French sax player and composer born in Miskolc (Hungary) on 10.7.1939, Seffer starts studying music at the age of 6. He moves to France in 1956 where he studies reeds, piano and composition at the Conservatoire de Paris, mainly with Nadia Boulanger but also as an occasional student with Olivier Messiaen. In 1959, at the Bohème, he performs with Mal Waldron, the first one in an endless list of partners (amongst others, Charlie Rouse, Phil Woods, Steve Lacy, Ornette Coleman, Pharoah Sanders, Dave Liebman, Kenny Barron, Joachim Kühn, Daniel Humair, Henri Texier)… In 1969 he creates Perception together with Siefried Kessler, Didier Levallet and drummer Jean-My Truong.
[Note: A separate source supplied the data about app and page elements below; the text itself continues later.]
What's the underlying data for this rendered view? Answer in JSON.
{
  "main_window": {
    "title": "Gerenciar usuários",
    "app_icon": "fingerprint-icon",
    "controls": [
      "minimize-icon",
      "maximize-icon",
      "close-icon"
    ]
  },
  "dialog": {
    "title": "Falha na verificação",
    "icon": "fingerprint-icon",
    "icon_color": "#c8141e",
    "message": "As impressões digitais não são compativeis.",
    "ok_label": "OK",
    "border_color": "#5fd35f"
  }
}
The following year, he appears in Magma's line up. In 1973, he associates with pianist François "Faton" Cahen to create ZAO. In 1976, he initiates Neffesh Music, a musical ensemble including jazz improvisers and solists from Pierre Boulez' Ensemble Intercontemporain. Between 1983 and 1985, Jean-François Jenny-Clark, Kessler, Michel Godard and drummer Peter Gritz will be part of Chromophonie, a big band that will be followed by a saxophone septet (1986). In 1988, he adopts a quartet formula (with Kessler, François Méchali and Gritz) that plays Monk's compositions; that first tribute will be followed by another tribute, to Coltrane this time and with eighteen musicians. He is also a painter and a sculptor and the father of cellist Debora Seffer.
Coloured spots, smelting masses, nuances and violent patchworks, he plays music as he paints and sculpts, putting together the dancing lyrism of his compatriot and fellow musician Bartok, the colatranian fire and the sense of evidence of Monk, connecting all these various elements as a multi-instrumentist virtuoso(from soprano to bass saxophone) led by an inexhaustible passion.
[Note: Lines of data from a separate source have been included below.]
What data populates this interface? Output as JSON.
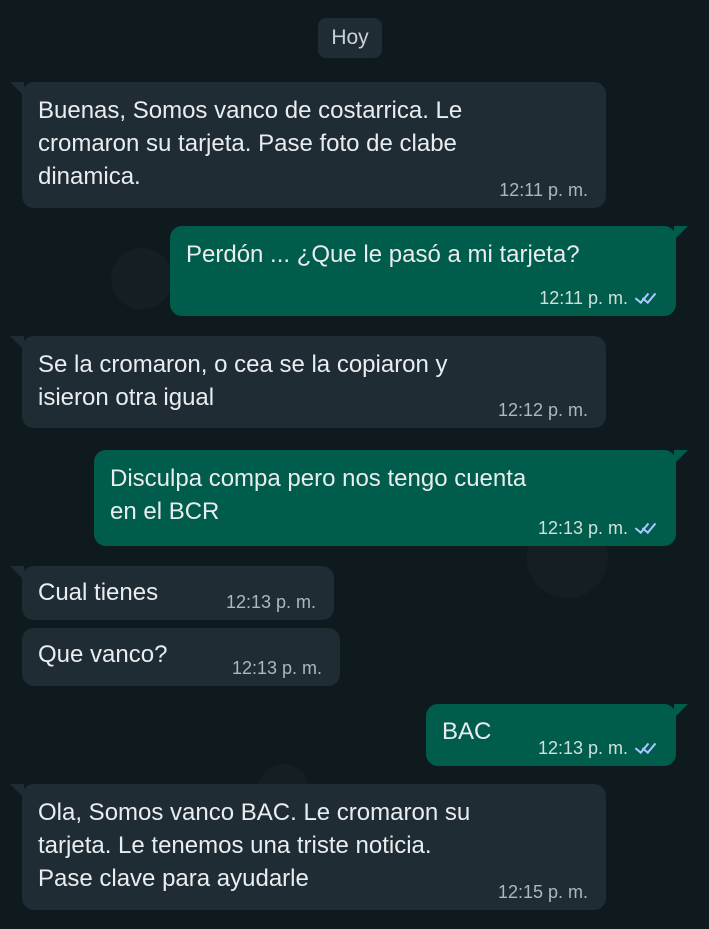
{
  "date_chip": "Hoy",
  "messages": [
    {
      "direction": "incoming",
      "text": "Buenas, Somos vanco de costarrica. Le\ncromaron su tarjeta. Pase foto de clabe\ndinamica.",
      "time": "12:11 p. m."
    },
    {
      "direction": "outgoing",
      "text": "Perdón ... ¿Que le pasó a mi tarjeta?",
      "time": "12:11 p. m.",
      "status": "read"
    },
    {
      "direction": "incoming",
      "text": "Se la cromaron, o cea se la copiaron y\nisieron otra igual",
      "time": "12:12 p. m."
    },
    {
      "direction": "outgoing",
      "text": "Disculpa compa pero nos tengo cuenta\nen el BCR",
      "time": "12:13 p. m.",
      "status": "read"
    },
    {
      "direction": "incoming",
      "text": "Cual tienes",
      "time": "12:13 p. m."
    },
    {
      "direction": "incoming",
      "text": "Que vanco?",
      "time": "12:13 p. m."
    },
    {
      "direction": "outgoing",
      "text": "BAC",
      "time": "12:13 p. m.",
      "status": "read"
    },
    {
      "direction": "incoming",
      "text": "Ola, Somos vanco BAC. Le cromaron su\ntarjeta. Le tenemos una triste noticia.\nPase clave para ayudarle",
      "time": "12:15 p. m."
    }
  ],
  "colors": {
    "background": "#0b141a",
    "incoming_bubble": "#202c33",
    "outgoing_bubble": "#005c4b",
    "read_ticks": "#a7c9ff"
  },
  "icons": {
    "read_receipt": "double-check-icon"
  }
}
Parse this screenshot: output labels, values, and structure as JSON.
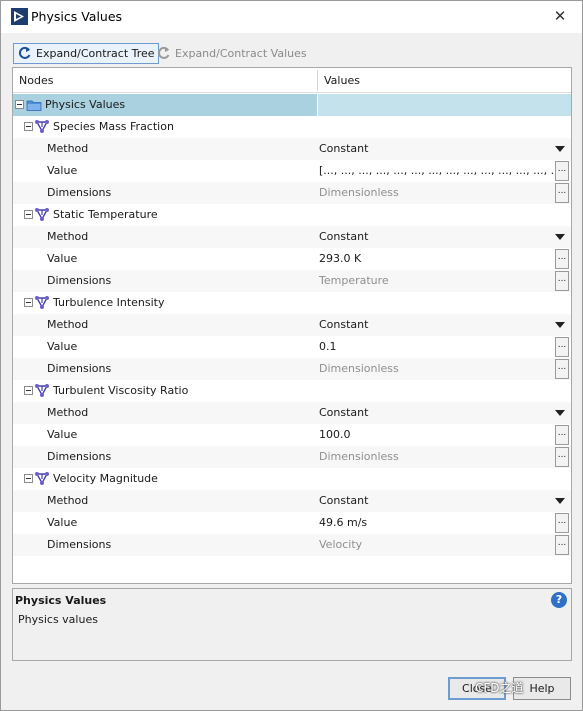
{
  "window": {
    "title": "Physics Values",
    "close_glyph": "✕"
  },
  "toolbar": {
    "expand_tree_label": "Expand/Contract Tree",
    "expand_values_label": "Expand/Contract Values"
  },
  "grid": {
    "header": {
      "nodes": "Nodes",
      "values": "Values"
    },
    "root": {
      "label": "Physics Values",
      "value": ""
    },
    "groups": [
      {
        "label": "Species Mass Fraction",
        "method": "Constant",
        "value": "[..., ..., ..., ..., ..., ..., ..., ..., ..., ..., ..., ..., ..., ...",
        "dimensions": "Dimensionless"
      },
      {
        "label": "Static Temperature",
        "method": "Constant",
        "value": "293.0 K",
        "dimensions": "Temperature"
      },
      {
        "label": "Turbulence Intensity",
        "method": "Constant",
        "value": "0.1",
        "dimensions": "Dimensionless"
      },
      {
        "label": "Turbulent Viscosity Ratio",
        "method": "Constant",
        "value": "100.0",
        "dimensions": "Dimensionless"
      },
      {
        "label": "Velocity Magnitude",
        "method": "Constant",
        "value": "49.6 m/s",
        "dimensions": "Velocity"
      }
    ],
    "labels": {
      "method": "Method",
      "value": "Value",
      "dimensions": "Dimensions"
    },
    "ellipsis_glyph": "..."
  },
  "description": {
    "title": "Physics Values",
    "text": "Physics values",
    "help_glyph": "?"
  },
  "buttons": {
    "close": "Close",
    "help": "Help"
  },
  "watermark": "CFD之道",
  "colors": {
    "selected_row": "#a9d1df",
    "accent_border": "#6f9cd0",
    "help_blue": "#2f6fc5"
  }
}
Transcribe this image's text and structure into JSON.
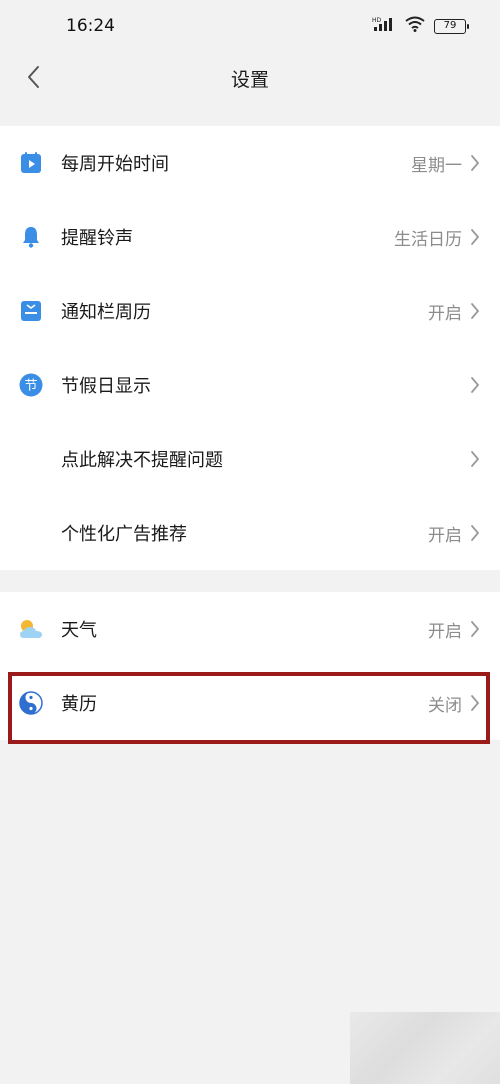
{
  "status_bar": {
    "time": "16:24",
    "battery": "79",
    "signal_label": "HD"
  },
  "header": {
    "title": "设置"
  },
  "colors": {
    "accent": "#3a8ee6",
    "highlight_border": "#9b1b1b"
  },
  "groups": [
    {
      "items": [
        {
          "icon": "calendar-play-icon",
          "label": "每周开始时间",
          "value": "星期一"
        },
        {
          "icon": "bell-icon",
          "label": "提醒铃声",
          "value": "生活日历"
        },
        {
          "icon": "notification-calendar-icon",
          "label": "通知栏周历",
          "value": "开启"
        },
        {
          "icon": "holiday-icon",
          "label": "节假日显示",
          "value": ""
        },
        {
          "icon": "",
          "label": "点此解决不提醒问题",
          "value": ""
        },
        {
          "icon": "",
          "label": "个性化广告推荐",
          "value": "开启"
        }
      ]
    },
    {
      "items": [
        {
          "icon": "weather-icon",
          "label": "天气",
          "value": "开启"
        },
        {
          "icon": "yin-yang-icon",
          "label": "黄历",
          "value": "关闭"
        }
      ]
    }
  ],
  "holiday_icon_glyph": "节"
}
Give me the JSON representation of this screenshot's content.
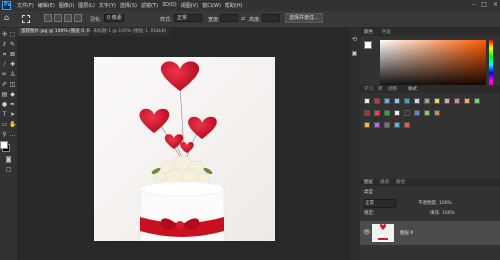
{
  "menubar": {
    "app_icon": "photoshop-logo-icon",
    "app_logo_text": "Ps",
    "items": [
      "文件(F)",
      "编辑(E)",
      "图像(I)",
      "图层(L)",
      "文字(Y)",
      "选择(S)",
      "滤镜(T)",
      "3D(D)",
      "视图(V)",
      "窗口(W)",
      "帮助(H)"
    ],
    "window_controls": [
      "–",
      "□",
      "×"
    ]
  },
  "options_bar": {
    "feather_label": "羽化:",
    "feather_value": "0 像素",
    "style_label": "样式:",
    "style_value": "正常",
    "width_label": "宽度:",
    "height_label": "高度:",
    "select_mask_button": "选择并遮住..."
  },
  "tabs": [
    {
      "label": "蛋糕图片.jpg @ 100% (图层 0, RGB/8#)",
      "active": true
    },
    {
      "label": "未标题-1 @ 100% (图层 1, RGB/8)",
      "active": false
    }
  ],
  "tools": [
    "move-icon",
    "marquee-icon",
    "lasso-icon",
    "quick-select-icon",
    "crop-icon",
    "frame-icon",
    "eyedropper-icon",
    "healing-icon",
    "brush-icon",
    "stamp-icon",
    "history-brush-icon",
    "eraser-icon",
    "gradient-icon",
    "blur-icon",
    "dodge-icon",
    "pen-icon",
    "type-icon",
    "path-select-icon",
    "rectangle-icon",
    "hand-icon",
    "zoom-icon",
    "more-icon"
  ],
  "color_panel": {
    "title": "颜色",
    "tab2": "色板",
    "foreground": "#ffffff",
    "background": "#000000",
    "hue_color": "#ff5a00"
  },
  "adjust_panel": {
    "tabs": [
      "学习",
      "库",
      "调整",
      "样式"
    ]
  },
  "layers_panel": {
    "tabs": [
      "图层",
      "通道",
      "路径"
    ],
    "kind_label": "类型",
    "blend_mode": "正常",
    "opacity_label": "不透明度:",
    "opacity_value": "100%",
    "lock_label": "锁定:",
    "fill_label": "填充:",
    "fill_value": "100%",
    "layer_name": "图层 0"
  }
}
Enjoy!

12 comments:

  1. This comment has been removed by the author.

    ReplyDelete
  2. Fantastic Vikto I have these LPs but in a very bad condition, you make my day
    Claude
    BTW you do not have SYNCHRO RHYTHMIC ECLETIC LANGUAGE / LOUIS XAVIER on Moshe Naim? it would be great
    Merci encore
    Claude

    ReplyDelete
    Replies
    1. If you think the LP "Lambi" (Moshé-Naïm - MN 12007) from 1976, that I have.

      Delete
    2. Lambi is the LP I think of. It would be great if you be kind enough to post it
      Thks in advance
      Claude

      Delete
  3. Hi Vitko

    Could you re-post "Ima" in flac, the link is dead, thanks in advance

    ReplyDelete
  4. YOCHK'O SEFFER NEFFESH MUSIC – Délire (LP1-1976)
    Vinyl Rip/FLAC+Artwork

    1fichier:
    https://1fichier.com/?ym4bscbbmt



    YOCHK'O SEFFER NEFFESH MUSIC – Ima (LP2-1976)
    Vinyl Rip/FLAC+Artwork

    1fichier:
    https://1fichier.com/?codljideyc

    ReplyDelete
  5. Thank you Vitko for your fast update. Disappointing that in France (my country) any record company is interested to reissue those two albums, the first one is great and I expect to discover a very nice one too in "ima".

    ReplyDelete